With their rotors, engines, blades, transmissions, and fuel control systems, helicopters are very complex machines that require a great deal of research and engineering to design as well as possible.
Due to this complexity, it isn’t as easy to automate production that would lower production costs.
It also doesn’t help that the production rate of helicopters is relatively low.
This results in manufacturers being unable to take advantage of economies of scale like automobile manufacturers can due to being able to mass-produce vehicles to meet the demand for a much larger market.
It’s estimated that the maintenance and repairs of owning a car cost an average of $0.09 per mile.
While we haven’t got the exact figures for helicopters, we can confidently say that it is substantially more.
Maintaining a helicopter isn’t as easy as just rolling it into the shop and having one of many trained mechanics who is all competing for your business to take a look at it.
Helicopter maintenance is far more specialized, with a helicopter’s major components like its engines and rotor systems requiring compulsory inspection at specific intervals.
Other parts may also need to be regularly inspected, maintained, and perhaps replaced.
Helicopters don’t compare well to other modes of transportation when it comes to crash statistics, including other types of aircraft.
This results in helicopter flights being classified as high-risk by insurance companies, thereby increasing premiums.
When compared to similarly valued fixed-wing aircraft, it is estimated that helicopter insurance premiums are 3-4x as expensive.
The amount it costs to fuel a helicopter is dependent on three things: the size of the helicopter’s gas tank, the type of gas the helicopter uses, and the price of the fuel.
Helicopters and airplanes use the same type of gas and fuel.
This is either Avgas for piston-powered engines or Avtur for turbine-powered engines. So there is no difference there.
But a helicopter is far more expensive to run due to the nature of its design, whereby all of its lift comes from its rotors.
A helicopter also travels at slower speeds and can burn through a lot of fuel as it hovers, both of which impact fuel economy and efficiency.
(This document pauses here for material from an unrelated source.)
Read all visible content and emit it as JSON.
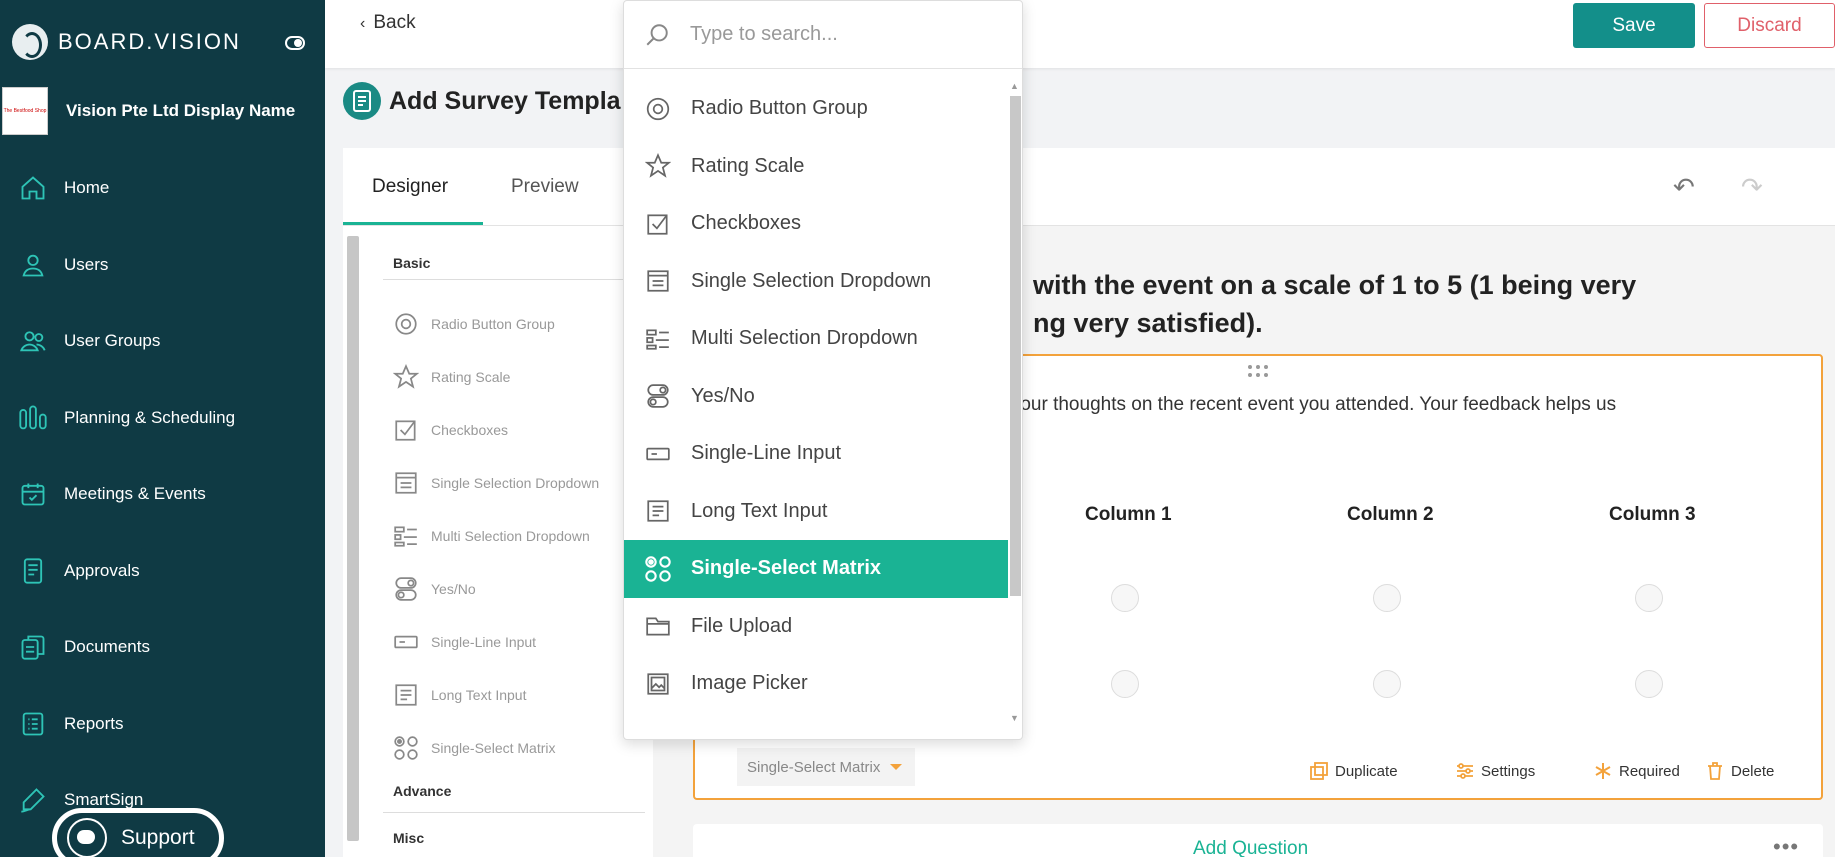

If you’re wondering how much it costs to fuel a helicopter, let’s consider the piston-powered Robinson R22, which is one of the most economical helicopters to operate in the world.
At a price of $6 per gallon of Avgas, it takes approximately $156 to fill its 26-gallon fuel tank.
How Much It Costs to Buy a Helicopter
The cost of buying a helicopter can vary significantly.
A small two-seat helicopter like the Robinson R-22 has a base price of $250,000.
A helicopter like the Eurocopter EC225 Super Puma Mk II+ with its 24 passenger capacity, takes a crew of three to operate, and lets you travel in true style costs $29 million.
When it comes to U.S. military helicopters, the highly versatile Sikorsky UH-60 Black Hawk costs $21 million.
Sounds expensive, right?
Well not compared to the heavy-duty Sikorsky CH-53K King Stallion that is capable of containing a fully armored military Humvee. It costs a staggering $95 million.
Helicopters Are Comparatively More Expensive Than Planes
If we compare helicopters and planes with the same seating capacities and maximum cargo load, helicopters come out as more expensive.
For example, a Robinson R-22 costs approximately $200,000 compared to the $150,000 that a Cessna 172 costs.
The operational costs of owning a helicopter are greater than that of planes too.
Not only do helicopters require more maintenance, but they are less fuel-efficient, and require higher insurance premiums too.
Helen Krasner holds a PPL(A), with 15 years experience flying fixed-wing aircraft; a PPL(H), with 13 years experience flying helicopters; and a CPL(H), Helicopter Instructor Rating, with 12 years working as a helicopter instructor.
Helen is an accomplished aviation writer with 12 years of experience, having authored several books and published numerous articles while also serving as the Editor of the BWPA (British Women Pilots Association) newsletter, with her excellent work having been recognized with her nomination of the “Aviation Journalist of the Year” award.
Helen has won the “Dawn to Dusk” International Flying Competition, along with the best all-female competitors, three times with her copilot.